Finance: the business function of planning, obtaining, and managing the
company’s funds to accomplish its objectives as effectively and efficiently as
Financial managers: the executives who develop and carry out their firm’s
financial plan and decide on the most appropriate sources and uses of funds.
Financial managers are responsible for meeting expenses, investing in assets,
and increasing profits to shareholders.
of Financial Treasurer Controller
The vice-president of financial planning/management is responsible for
preparing financial forecasts and analyzing major investment decisions
related to new products, new production facilities, and acquisitions.
The treasurer is responsible for all of the company’s financing activities,
including cash management, tax planning and preparation, and shareholder
relations and also works on the sale of new security issues to investors.
The controller is the chief accounting manager and is responsible for keeping

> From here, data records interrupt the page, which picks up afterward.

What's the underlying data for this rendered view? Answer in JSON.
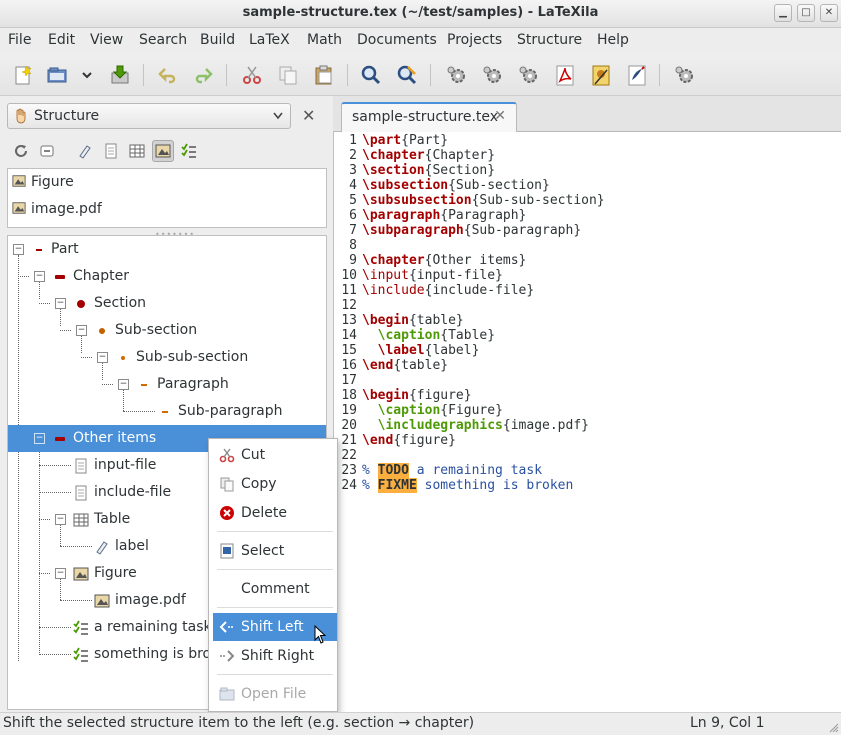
{
  "window": {
    "title": "sample-structure.tex (~/test/samples) - LaTeXila",
    "controls": [
      "minimize",
      "maximize",
      "close"
    ]
  },
  "menubar": {
    "items": [
      "File",
      "Edit",
      "View",
      "Search",
      "Build",
      "LaTeX",
      "Math",
      "Documents",
      "Projects",
      "Structure",
      "Help"
    ]
  },
  "toolbar": {
    "buttons": [
      "new-document-icon",
      "open-icon",
      "open-dropdown-icon",
      "save-icon",
      "undo-icon",
      "redo-icon",
      "cut-icon",
      "copy-icon",
      "paste-icon",
      "find-icon",
      "find-replace-icon",
      "build-icon",
      "build-icon",
      "build-icon",
      "view-pdf-icon",
      "view-dvi-icon",
      "view-ps-icon",
      "build-settings-icon"
    ]
  },
  "side_panel": {
    "selector_label": "Structure",
    "top_list": [
      "Figure",
      "image.pdf"
    ]
  },
  "tree": {
    "items": [
      {
        "label": "Part"
      },
      {
        "label": "Chapter"
      },
      {
        "label": "Section"
      },
      {
        "label": "Sub-section"
      },
      {
        "label": "Sub-sub-section"
      },
      {
        "label": "Paragraph"
      },
      {
        "label": "Sub-paragraph"
      },
      {
        "label": "Other items"
      },
      {
        "label": "input-file"
      },
      {
        "label": "include-file"
      },
      {
        "label": "Table"
      },
      {
        "label": "label"
      },
      {
        "label": "Figure"
      },
      {
        "label": "image.pdf"
      },
      {
        "label": "a remaining task"
      },
      {
        "label": "something is broken"
      }
    ]
  },
  "editor": {
    "tab_label": "sample-structure.tex",
    "lines": [
      {
        "n": "1",
        "text": "\\part{Part}"
      },
      {
        "n": "2",
        "text": "\\chapter{Chapter}"
      },
      {
        "n": "3",
        "text": "\\section{Section}"
      },
      {
        "n": "4",
        "text": "\\subsection{Sub-section}"
      },
      {
        "n": "5",
        "text": "\\subsubsection{Sub-sub-section}"
      },
      {
        "n": "6",
        "text": "\\paragraph{Paragraph}"
      },
      {
        "n": "7",
        "text": "\\subparagraph{Sub-paragraph}"
      },
      {
        "n": "8",
        "text": ""
      },
      {
        "n": "9",
        "text": "\\chapter{Other items}"
      },
      {
        "n": "10",
        "text": "\\input{input-file}"
      },
      {
        "n": "11",
        "text": "\\include{include-file}"
      },
      {
        "n": "12",
        "text": ""
      },
      {
        "n": "13",
        "text": "\\begin{table}"
      },
      {
        "n": "14",
        "text": "  \\caption{Table}"
      },
      {
        "n": "15",
        "text": "  \\label{label}"
      },
      {
        "n": "16",
        "text": "\\end{table}"
      },
      {
        "n": "17",
        "text": ""
      },
      {
        "n": "18",
        "text": "\\begin{figure}"
      },
      {
        "n": "19",
        "text": "  \\caption{Figure}"
      },
      {
        "n": "20",
        "text": "  \\includegraphics{image.pdf}"
      },
      {
        "n": "21",
        "text": "\\end{figure}"
      },
      {
        "n": "22",
        "text": ""
      },
      {
        "n": "23",
        "text": "% TODO a remaining task"
      },
      {
        "n": "24",
        "text": "% FIXME something is broken"
      }
    ]
  },
  "context_menu": {
    "items": [
      "Cut",
      "Copy",
      "Delete",
      "Select",
      "Comment",
      "Shift Left",
      "Shift Right",
      "Open File"
    ],
    "hovered": "Shift Left",
    "disabled": "Open File"
  },
  "statusbar": {
    "message": "Shift the selected structure item to the left (e.g. section → chapter)",
    "position": "Ln 9, Col 1"
  },
  "colors": {
    "selection": "#4a90d9",
    "latex_command": "#a40000",
    "caption_command": "#4e9a06",
    "comment": "#2a51a2",
    "todo_highlight": "#fcaf3e"
  }
}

the company’s books, preparing financial statements, and conducting
Return: the gain or loss that results from an investment over a specified
period of time.
Risk-return trade-off: the process of maximizing the wealth of the firm’s
shareholders by striking the right balance between risk and return
Firms that fail to invest their surplus funds in an income-earning asset,
reduce their potential return or profitability. Financial plan: a document that specifies the funds needed by a firm for a
period of time, the timing of cash inflows and outflows, and the most
appropriate sources and uses of funds.
Operating plans: short-term financial plans that focus on no more than a year
or two in the future.
Strategic plans: financial plans that have a much longer time horizon, up to 5
or 10 years.
A financial plan is based on forecasts of:
o Production costs
o Purchasing needs
o Plant and equipment expenses
o Sales activities for the period covered
The three steps in developing a financial plan are:
o Forecast sales or revenue over some future time period
Without an accurate sales forecast, the firm will have difficulty
accurately estimating other variables, such as production costs
and purchasing needs.
CFO may look at the expected sales growth and any store
openings/closings that will happen.
o Forecast the expected level of profits for the future period
Involves estimating expenses such as purchases, employee
compensation, and taxes.
CFO should also decide what portion of these profits will likely
be paid to shareholders in the form of cash dividends.
o Estimate how many additional assets the firm will need to support
I.e. an increase in sales may mean more inventory is needed.
Asset intensity: the need of more assets for one business than
any other business to support the same amount of sales.
The financial plan tells the CFO how much money will be needed and when it
will be needed.
One of the largest business expenses is employee compensation.
Financial control: the process of comparing actual revenues, costs, and
expenses with the forecasted amounts.
Short-term (current) assets: assets that can be, or are expected to be,
converted into cash within a year.
Marketable securities: low-risk securities that either have short maturities or
can be easily sold in secondary markets.
The cash budget shows which months the firm will have surplus cash and
will be able to invest in marketable securities and which months when it will
need additional cash.
Accounts receivable (A/R): uncollected credit sales which must be collected
by the financial manager.
A more liberal credit policy means higher sales but also increased collection
expenses, higher levels of bad debt, and a higher investment in A/R. Management of A/R consists of:
o Deciding on an overall credit policy
o Deciding which customers will be offered credit
A/R turnover is a simple way of assessing how well receivable are being
The cost of inventory includes the costs of ordering, storing, insuring, and
financing the inventory.
Production, marketing, and logistics play important roles in determining
proper inventory levels.
The inventory turnover can give early warning signs of difficulties ahead.
Long-lived assets: assets that are expected to produce economic benefits for
more than one year.
Capital investment analysis: the process financial managers use when
deciding whether to invest in long-lived assets.
Firms make two basic types of capital investment decisions:
o Expansion (i.e. Target expanding to Canada)
o Replacement (i.e. Walmart upgrading stores to supercentres)
Financial managers must estimate all the costs and benefits of a proposed
One of the most important challenges in managing foreign assets is the
exchange rate of the two currencies.
Accounting equation: Assets = Liabilities + Owners Equity
Looking at the equation from a management perspective shows there are
only two types of funding:
o Debt capital: funds obtained through borrowing.
o Equity capital: funds provided by the firm’s owners when they
reinvest their earnings, make additional contributions, liquidate
assets, issue shares to the general public, or raise capital.
Capital structure: the mix of a firm’s debt and equity capital.
Choosing more debt in the capital structure increases the fixed costs a
company must pay, which makes a company more sensitive to any chan